The real challenge comes on the second day, when one is expected to do something -- anything -- to improve one's own website. I've been tinkering for a long time with trying to map my walks here, and had made a start, but my main plan was to improve the way that worked. The story so far is that I recently lit on Trails as a good app to record my wanderings1 because it offers good data export. By virtue of some deft searching and theft, I had cobbled together a way to display a map of any given walk. At IWC, I wanted to improve the machinery that makes this possible and, if I could, add some extra information that the app offers.
The primary change was to move the script that draws the map and my route through it from the post to the template. That way, I'm not endlessly copying the script from one post to the next and if anything about it needs to change I can do that in one place rather than everywhere. That bit was really rather trivial. I mean, I just copied the script I had over from a test post to the correct template and it just worked. Which was just as well, because the other things I wanted to do took far more time than I expected.

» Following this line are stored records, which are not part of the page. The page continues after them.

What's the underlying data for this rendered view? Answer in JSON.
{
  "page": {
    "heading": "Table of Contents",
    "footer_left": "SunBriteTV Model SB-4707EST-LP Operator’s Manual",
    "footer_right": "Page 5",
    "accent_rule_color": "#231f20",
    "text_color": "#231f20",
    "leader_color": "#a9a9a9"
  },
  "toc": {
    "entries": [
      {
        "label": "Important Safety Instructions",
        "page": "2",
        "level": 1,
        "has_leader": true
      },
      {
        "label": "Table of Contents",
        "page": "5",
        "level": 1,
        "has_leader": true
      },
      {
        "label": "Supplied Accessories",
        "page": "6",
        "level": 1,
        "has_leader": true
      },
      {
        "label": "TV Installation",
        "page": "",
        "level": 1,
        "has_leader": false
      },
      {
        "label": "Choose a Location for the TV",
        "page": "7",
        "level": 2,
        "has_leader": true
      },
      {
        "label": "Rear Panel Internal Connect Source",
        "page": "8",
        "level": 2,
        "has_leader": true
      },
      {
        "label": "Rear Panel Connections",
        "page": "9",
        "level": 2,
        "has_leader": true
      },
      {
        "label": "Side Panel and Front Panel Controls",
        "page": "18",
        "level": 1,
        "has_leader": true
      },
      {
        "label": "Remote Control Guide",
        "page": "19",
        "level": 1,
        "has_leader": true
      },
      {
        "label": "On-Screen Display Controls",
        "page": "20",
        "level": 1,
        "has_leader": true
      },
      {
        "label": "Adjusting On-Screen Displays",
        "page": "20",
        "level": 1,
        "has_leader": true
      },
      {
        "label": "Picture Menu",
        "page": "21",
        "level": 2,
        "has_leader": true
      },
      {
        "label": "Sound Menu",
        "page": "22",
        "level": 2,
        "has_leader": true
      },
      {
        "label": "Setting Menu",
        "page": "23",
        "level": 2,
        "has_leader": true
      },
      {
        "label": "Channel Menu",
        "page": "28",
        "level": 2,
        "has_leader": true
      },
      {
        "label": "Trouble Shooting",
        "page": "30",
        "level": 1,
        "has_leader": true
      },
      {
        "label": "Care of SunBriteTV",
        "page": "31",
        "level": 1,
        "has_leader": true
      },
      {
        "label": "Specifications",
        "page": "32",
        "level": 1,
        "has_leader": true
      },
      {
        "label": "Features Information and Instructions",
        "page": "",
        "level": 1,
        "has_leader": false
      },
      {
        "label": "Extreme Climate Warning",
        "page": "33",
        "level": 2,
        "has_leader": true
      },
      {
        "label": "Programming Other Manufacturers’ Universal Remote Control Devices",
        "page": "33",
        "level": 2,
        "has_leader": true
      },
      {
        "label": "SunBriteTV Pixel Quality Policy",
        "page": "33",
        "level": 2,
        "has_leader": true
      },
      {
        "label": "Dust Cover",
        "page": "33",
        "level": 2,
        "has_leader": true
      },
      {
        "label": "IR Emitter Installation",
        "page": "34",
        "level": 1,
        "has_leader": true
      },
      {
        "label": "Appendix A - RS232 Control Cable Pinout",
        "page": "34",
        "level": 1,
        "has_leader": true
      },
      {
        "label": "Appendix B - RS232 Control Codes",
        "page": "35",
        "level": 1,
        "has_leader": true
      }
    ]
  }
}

Making better use of variables
Most of those other things came down to understanding how to persuade Grav to do my bidding. A simple example: the default template Grav uses to build a page is based on the name of the file that contains the main content of the page. In the blog section, to date, that means that every single post is called
item.md which tells Grav to use the

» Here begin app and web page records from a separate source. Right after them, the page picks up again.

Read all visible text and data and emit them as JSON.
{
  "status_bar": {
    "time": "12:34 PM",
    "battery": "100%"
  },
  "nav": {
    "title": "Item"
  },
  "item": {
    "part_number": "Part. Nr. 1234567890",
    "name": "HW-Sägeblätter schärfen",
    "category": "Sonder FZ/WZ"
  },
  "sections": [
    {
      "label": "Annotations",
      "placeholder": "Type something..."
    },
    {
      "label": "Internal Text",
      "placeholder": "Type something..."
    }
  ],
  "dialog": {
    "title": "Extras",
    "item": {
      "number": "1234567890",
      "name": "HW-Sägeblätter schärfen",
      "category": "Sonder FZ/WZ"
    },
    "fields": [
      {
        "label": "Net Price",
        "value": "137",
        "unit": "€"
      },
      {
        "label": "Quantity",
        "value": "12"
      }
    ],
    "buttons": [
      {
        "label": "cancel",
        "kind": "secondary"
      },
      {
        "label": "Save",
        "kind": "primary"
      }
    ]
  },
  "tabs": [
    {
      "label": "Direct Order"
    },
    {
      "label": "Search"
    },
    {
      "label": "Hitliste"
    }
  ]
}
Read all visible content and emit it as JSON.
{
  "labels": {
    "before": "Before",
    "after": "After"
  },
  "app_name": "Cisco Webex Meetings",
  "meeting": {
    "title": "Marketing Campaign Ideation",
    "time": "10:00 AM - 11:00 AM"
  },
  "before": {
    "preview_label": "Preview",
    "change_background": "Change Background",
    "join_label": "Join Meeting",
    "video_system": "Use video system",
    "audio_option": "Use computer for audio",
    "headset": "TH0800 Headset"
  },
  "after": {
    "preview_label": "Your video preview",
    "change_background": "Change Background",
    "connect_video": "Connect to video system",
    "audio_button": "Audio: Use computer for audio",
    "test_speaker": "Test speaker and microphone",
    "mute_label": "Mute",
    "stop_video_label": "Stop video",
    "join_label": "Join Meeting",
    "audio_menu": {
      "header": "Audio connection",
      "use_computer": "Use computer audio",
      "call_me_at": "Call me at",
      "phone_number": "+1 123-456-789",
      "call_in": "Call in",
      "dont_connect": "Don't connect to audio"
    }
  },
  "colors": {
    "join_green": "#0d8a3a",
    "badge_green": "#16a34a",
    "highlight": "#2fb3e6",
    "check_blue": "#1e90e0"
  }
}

item template. I wanted the option to call the file by a more useful name, but still have it use a specific template. All it needs is a value in the file's front matter for
template: walk but actually making use of that is quite liberating. The same logic applies to other things I might want to change on a per-post basis. So, when it comes to the data for a walk, rather than storing each walk's data with an identical name, so the template knows which file to work with, I can add the filename to the front matter and use a name that means something to me. Again, liberating.
The more difficult task was to extract some additional data that Trails provides, a clutch of different metadata and summary statistics. Mostly, this required a lot of trial and error to work out the structure of the data file and how to get at only the bits I wanted. And that required building up an understanding of how Twig, which is the templating engine that Grav uses, thinks about arrays. I got there in the end, with the name Trails gives the walk, the time at which it took place (I wanted only the date) and an array of summary statistics that I can display with the route. I could pretty that up a bit, but it will do for now.
The challenge with the summary statistics is that Trails does not give me the units for each measurement2, so I cannot easily show the units with the number. I've thought of various tricky ways of doing that, but have other, more urgent things to do, so that too will have to wait.
I do need jQuery
A part of the script to display the route uses jQuery to read the data from the file. People suggested this was not a great idea, if it could be avoided, and even pointed me to the very helpful You Might Not Need jQuery. While I don't fully understand why jQuery is not such a great idea, I was happy to at least try to get rid of it. Unfortunately, a straightforward copy-and-paste of the example there gave rise to an impenetrable error. After trying everything I (and my neighbour) could think of, I eventually just gave up. I guess that's a bad mark for me.
What I learned
The most important take-home this time was the value of sitting next to people who know more than me. Just explaining the problem I was having, helped me to see solutions for myself. Rubber-ducking, but with a real-live human instead of a rubber duck. Thanks to everyone who was so generous with their expertise.
I'd like to learn more about how to put things besides routes on maps. You can enter waypoints in Trails; I need to investigate how those are stored and what I might be able to do with them. It would also be immensely cool to automatically place photographs on the map. I can think of a couple of ways of doing this. One would use the time of the photograph to place a marker wherever the route is at that time. The other would extract the photo's geodata and use that to place the marker. I think that would be more fun, more challenging, and more useful for me to solve. I'm also wondering about other ways in which to use variables in the front matter to adjust the way the map or the route displays.
It was also inspiring to see what other people were able to accomplish with location tracking. Not just Aaron Parecki, whose geo-fu is simply overwhelming, but others whose ability to take Aaron's tools and make new things with them is also close to magic. Given my dreadful memory, I rather like the idea of tracking my whereabouts all the time and being able to ask my site where was I on ... I'm doing the tracking, with Wanderings but not yet doing anything with the data.